What I instead want to bring to light is the consideration that must be given to these lives, and the flexibility for action to engage with these issues that are just as important. Passive acknowledgment through the distribution of pamphlets highlighting that “someone cares” has been proven insufficient. What we need is to start a discourse that tackles the issue of mental health among students head-on and to demand proactive and inclusive action for its mitigation. Safe spaces must hold true to their promises – to provide an avenue for the expression of grievances that are likely to be raw and unfiltered without fear of ostracisation. What we need is not necessarily physical reforms, for I have made it clear that we are aware of the pandemic and the distraught it brings to others. Rather, what we only helplessly desire is empathy, to understand that our words do not come from a place of malice, but from a thought process that has encountered periods of mass turbulence, void of familiar faces and bodies to lend a much-needed shoulder to cry on.

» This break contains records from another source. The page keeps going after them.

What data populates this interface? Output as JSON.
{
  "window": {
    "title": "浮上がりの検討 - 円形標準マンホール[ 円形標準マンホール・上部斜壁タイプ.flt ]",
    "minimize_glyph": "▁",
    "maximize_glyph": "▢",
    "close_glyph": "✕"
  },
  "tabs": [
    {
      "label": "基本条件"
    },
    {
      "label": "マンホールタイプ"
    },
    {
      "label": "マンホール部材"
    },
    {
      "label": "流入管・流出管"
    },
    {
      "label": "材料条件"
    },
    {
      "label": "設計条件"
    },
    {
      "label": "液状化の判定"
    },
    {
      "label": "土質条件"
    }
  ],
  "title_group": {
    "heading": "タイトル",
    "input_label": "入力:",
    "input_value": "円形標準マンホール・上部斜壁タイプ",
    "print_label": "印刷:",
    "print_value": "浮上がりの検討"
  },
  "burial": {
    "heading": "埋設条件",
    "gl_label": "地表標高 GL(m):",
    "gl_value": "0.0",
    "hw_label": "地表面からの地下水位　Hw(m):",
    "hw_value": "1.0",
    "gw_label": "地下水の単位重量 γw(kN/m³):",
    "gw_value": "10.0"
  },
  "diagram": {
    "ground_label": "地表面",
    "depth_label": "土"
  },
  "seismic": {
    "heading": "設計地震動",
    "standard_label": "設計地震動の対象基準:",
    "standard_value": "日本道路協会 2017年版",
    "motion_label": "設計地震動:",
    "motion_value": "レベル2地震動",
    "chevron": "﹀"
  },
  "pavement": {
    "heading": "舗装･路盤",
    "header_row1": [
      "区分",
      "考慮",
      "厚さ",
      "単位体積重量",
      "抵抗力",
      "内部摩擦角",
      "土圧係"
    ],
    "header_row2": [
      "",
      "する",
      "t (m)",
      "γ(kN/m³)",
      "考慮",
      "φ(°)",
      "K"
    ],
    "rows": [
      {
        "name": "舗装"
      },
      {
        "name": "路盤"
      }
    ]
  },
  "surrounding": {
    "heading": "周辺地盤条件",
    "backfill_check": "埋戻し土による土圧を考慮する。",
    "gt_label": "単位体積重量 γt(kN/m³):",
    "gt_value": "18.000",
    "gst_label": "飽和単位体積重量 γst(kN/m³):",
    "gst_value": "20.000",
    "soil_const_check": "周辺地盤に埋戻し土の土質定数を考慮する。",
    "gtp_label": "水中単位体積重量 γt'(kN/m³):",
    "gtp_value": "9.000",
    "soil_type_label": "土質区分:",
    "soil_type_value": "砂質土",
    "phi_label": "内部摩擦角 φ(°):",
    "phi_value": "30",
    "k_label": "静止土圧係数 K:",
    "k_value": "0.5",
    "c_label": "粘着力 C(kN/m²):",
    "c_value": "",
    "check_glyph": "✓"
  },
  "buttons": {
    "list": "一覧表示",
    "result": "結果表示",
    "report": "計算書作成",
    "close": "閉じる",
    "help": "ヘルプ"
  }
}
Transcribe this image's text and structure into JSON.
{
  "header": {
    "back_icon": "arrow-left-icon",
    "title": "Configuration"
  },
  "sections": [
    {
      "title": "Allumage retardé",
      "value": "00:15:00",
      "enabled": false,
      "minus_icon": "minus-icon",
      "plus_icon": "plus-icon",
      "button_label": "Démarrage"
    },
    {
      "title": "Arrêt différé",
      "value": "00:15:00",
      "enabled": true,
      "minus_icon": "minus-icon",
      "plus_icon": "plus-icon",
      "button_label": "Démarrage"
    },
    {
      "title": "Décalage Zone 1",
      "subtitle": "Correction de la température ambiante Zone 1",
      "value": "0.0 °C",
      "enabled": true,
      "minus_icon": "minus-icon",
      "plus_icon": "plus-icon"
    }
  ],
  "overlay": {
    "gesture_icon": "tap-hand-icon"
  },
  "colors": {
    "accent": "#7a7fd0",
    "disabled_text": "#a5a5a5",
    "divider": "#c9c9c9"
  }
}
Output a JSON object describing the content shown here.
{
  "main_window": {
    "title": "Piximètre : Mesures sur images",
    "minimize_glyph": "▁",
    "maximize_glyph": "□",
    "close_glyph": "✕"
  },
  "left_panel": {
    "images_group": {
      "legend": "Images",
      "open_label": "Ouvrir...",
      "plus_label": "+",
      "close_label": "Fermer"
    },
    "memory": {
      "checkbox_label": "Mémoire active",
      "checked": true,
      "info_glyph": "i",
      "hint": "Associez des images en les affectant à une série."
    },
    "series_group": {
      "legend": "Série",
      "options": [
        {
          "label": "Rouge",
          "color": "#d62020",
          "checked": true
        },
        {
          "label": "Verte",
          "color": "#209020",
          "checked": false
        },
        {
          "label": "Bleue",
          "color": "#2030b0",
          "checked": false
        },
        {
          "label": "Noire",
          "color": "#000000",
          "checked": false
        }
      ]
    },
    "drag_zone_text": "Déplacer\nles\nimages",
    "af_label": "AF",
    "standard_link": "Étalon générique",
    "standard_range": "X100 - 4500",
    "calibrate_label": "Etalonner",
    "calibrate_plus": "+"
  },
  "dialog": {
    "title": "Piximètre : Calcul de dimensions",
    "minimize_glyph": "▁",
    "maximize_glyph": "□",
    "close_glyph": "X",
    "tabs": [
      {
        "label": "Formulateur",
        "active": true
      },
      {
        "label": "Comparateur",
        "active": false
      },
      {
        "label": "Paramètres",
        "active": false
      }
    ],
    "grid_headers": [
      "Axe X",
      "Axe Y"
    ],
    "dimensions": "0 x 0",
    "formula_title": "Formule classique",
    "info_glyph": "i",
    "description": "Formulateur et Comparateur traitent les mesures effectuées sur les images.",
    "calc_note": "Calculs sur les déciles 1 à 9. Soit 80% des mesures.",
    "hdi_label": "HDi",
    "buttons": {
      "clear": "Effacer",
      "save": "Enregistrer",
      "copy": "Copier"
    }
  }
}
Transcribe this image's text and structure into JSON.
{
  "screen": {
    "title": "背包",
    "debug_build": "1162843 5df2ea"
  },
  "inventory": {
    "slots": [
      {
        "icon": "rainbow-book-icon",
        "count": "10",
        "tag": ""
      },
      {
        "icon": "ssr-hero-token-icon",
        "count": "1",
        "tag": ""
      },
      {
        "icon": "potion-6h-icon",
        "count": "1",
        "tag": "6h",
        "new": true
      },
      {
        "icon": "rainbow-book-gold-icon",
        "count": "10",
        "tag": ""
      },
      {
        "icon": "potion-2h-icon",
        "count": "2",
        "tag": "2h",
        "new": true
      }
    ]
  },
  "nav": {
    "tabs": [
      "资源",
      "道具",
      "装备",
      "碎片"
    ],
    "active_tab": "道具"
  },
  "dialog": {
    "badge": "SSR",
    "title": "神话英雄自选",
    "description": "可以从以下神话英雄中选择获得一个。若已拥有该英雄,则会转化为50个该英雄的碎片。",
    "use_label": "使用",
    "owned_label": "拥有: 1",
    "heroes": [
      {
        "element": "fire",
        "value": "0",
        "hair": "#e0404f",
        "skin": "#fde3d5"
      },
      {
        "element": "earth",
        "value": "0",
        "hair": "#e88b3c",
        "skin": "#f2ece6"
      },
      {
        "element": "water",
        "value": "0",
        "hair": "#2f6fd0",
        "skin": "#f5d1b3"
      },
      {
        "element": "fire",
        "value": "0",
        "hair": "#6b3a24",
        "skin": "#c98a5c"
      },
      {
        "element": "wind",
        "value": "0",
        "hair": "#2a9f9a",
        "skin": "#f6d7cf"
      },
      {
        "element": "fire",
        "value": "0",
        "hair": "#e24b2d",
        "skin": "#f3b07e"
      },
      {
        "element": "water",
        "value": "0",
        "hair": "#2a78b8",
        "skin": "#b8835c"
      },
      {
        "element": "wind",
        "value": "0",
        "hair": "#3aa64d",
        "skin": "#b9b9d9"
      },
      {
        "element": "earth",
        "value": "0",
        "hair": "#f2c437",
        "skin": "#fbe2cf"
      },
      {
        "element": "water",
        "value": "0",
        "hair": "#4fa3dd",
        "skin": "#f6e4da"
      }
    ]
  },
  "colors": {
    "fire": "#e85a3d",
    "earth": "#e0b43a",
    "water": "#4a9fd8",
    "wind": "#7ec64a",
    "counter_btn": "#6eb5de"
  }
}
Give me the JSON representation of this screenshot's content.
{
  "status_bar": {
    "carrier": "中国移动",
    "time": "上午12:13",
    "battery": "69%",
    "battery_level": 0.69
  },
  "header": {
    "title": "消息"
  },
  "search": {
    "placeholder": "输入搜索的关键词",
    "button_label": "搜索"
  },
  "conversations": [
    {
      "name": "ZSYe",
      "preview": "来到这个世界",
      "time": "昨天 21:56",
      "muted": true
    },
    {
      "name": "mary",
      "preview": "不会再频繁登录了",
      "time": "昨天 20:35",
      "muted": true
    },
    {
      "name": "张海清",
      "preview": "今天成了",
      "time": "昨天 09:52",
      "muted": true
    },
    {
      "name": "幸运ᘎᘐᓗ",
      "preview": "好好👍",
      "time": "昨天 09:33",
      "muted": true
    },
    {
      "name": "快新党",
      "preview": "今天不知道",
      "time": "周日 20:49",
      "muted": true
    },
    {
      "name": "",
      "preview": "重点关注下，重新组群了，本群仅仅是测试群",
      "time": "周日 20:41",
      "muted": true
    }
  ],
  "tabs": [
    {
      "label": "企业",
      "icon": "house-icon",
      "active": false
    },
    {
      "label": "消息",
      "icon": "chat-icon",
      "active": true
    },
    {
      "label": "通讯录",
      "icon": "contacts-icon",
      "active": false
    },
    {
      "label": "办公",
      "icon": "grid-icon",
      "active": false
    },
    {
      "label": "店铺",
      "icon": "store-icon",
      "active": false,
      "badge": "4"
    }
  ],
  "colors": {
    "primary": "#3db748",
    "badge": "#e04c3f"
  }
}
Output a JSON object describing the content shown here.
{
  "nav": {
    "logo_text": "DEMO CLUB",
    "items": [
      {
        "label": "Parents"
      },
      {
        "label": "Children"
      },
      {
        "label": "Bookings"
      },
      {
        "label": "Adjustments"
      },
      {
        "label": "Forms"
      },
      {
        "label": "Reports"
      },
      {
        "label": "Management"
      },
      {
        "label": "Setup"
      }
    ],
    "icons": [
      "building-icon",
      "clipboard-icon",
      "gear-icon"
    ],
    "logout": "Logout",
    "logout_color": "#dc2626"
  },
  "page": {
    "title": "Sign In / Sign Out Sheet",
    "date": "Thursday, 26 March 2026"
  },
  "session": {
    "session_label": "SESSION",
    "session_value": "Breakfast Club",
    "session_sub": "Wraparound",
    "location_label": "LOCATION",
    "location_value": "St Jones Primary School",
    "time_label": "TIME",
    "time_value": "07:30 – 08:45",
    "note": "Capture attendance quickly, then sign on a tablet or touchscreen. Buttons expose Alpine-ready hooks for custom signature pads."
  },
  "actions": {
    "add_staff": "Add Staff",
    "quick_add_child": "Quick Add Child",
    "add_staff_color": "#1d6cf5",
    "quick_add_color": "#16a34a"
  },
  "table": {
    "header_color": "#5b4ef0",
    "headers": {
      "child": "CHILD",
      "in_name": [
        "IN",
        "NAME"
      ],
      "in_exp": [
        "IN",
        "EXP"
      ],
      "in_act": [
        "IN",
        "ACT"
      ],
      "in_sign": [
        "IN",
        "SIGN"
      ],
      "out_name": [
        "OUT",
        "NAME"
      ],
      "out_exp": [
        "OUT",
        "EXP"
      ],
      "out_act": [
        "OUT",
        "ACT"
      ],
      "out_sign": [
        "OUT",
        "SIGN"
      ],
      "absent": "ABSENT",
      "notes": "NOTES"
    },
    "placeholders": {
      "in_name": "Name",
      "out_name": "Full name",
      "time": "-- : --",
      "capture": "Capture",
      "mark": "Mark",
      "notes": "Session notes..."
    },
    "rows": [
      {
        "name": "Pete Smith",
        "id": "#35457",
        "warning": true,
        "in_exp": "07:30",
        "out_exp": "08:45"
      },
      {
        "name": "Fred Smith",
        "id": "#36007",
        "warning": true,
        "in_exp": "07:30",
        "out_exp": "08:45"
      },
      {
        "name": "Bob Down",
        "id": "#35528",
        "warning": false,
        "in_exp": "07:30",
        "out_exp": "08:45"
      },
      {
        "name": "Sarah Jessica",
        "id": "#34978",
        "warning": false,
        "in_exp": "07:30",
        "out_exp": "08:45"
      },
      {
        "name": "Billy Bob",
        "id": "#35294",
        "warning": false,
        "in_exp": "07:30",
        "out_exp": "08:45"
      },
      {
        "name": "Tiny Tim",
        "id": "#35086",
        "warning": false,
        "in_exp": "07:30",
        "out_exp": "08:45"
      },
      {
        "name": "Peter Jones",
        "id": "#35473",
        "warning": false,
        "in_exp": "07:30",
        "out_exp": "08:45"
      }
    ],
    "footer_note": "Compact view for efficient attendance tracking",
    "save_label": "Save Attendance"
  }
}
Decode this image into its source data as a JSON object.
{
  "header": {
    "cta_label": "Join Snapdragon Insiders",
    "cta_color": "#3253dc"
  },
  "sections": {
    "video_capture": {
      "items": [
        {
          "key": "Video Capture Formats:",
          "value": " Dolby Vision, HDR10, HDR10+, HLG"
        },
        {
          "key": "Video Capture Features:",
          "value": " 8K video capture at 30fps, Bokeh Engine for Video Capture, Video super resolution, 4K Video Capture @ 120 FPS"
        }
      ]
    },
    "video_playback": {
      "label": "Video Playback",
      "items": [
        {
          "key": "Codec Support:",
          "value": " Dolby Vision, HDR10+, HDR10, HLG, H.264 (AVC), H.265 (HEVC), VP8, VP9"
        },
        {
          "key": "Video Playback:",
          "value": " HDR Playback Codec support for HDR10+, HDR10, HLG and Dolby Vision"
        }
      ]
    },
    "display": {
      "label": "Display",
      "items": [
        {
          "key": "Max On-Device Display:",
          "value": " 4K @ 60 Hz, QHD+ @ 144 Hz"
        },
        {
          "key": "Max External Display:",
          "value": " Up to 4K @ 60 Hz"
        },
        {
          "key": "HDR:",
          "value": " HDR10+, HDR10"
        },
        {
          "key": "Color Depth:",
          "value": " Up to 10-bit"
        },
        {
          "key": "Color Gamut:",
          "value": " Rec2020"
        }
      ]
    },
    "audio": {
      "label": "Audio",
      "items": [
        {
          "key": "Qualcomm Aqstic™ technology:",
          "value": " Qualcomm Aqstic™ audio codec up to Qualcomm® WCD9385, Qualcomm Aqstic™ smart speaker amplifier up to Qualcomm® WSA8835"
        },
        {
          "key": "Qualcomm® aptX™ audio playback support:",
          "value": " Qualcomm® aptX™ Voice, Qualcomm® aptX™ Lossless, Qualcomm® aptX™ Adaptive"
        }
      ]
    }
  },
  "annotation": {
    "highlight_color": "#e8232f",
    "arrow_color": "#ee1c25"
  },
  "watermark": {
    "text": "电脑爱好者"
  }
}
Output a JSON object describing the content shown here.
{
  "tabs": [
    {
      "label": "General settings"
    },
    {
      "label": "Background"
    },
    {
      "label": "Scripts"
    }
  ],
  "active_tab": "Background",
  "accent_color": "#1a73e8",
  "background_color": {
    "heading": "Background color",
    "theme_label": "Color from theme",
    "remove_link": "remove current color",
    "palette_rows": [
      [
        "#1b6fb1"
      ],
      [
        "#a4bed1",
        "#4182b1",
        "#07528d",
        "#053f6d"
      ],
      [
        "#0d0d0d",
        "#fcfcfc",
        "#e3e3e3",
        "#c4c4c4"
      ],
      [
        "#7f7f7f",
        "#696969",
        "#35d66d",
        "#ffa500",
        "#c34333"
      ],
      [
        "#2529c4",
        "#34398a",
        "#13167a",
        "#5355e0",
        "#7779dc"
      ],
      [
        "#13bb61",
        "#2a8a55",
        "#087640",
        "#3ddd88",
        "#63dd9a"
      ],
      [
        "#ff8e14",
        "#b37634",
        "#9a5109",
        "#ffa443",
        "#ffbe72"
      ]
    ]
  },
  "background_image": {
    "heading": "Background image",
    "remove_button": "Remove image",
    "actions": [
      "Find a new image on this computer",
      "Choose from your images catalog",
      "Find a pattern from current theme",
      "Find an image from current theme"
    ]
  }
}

It is quite ironic that in times of mass ambiguity, we are yet to form responsive modes of governance and administration that attend to our complex and uncertain needs. Understanding the caveats of broad strokes of generalisation, I refrain from discussing the particular forms that these reforms in modes of thinking about the pandemic should take place, for it is instead the burden of local government and non-governmental bodies to listen carefully to the silent hum for help from their populace. At the end of the day, the university should entail a phase of life where one is not only subjected to periods of mass workloads (as I currently find myself tackling) but also moments of liberating self-discovery where a niche sense of self is established within this multi-world globe.

Again, a reiteration must be made that this is only a fraction of the issues that pertain to mental health, for its devastating effects know no boundaries of age, occupation, and background. We can only hope for this piece to bring forward other distinct experiences that need to be respected both for its distinctions and its similarities in a global network of those who find themselves struggling. In essence, we at Mula understand and feel for those who are finding themselves in particularly difficult situations – be it in health, finance, or mentally. What we seek is to raise the alarm to urgently reconsider the structures and relations that have formed the basis of society and to question its sustainability especially in times of crisis.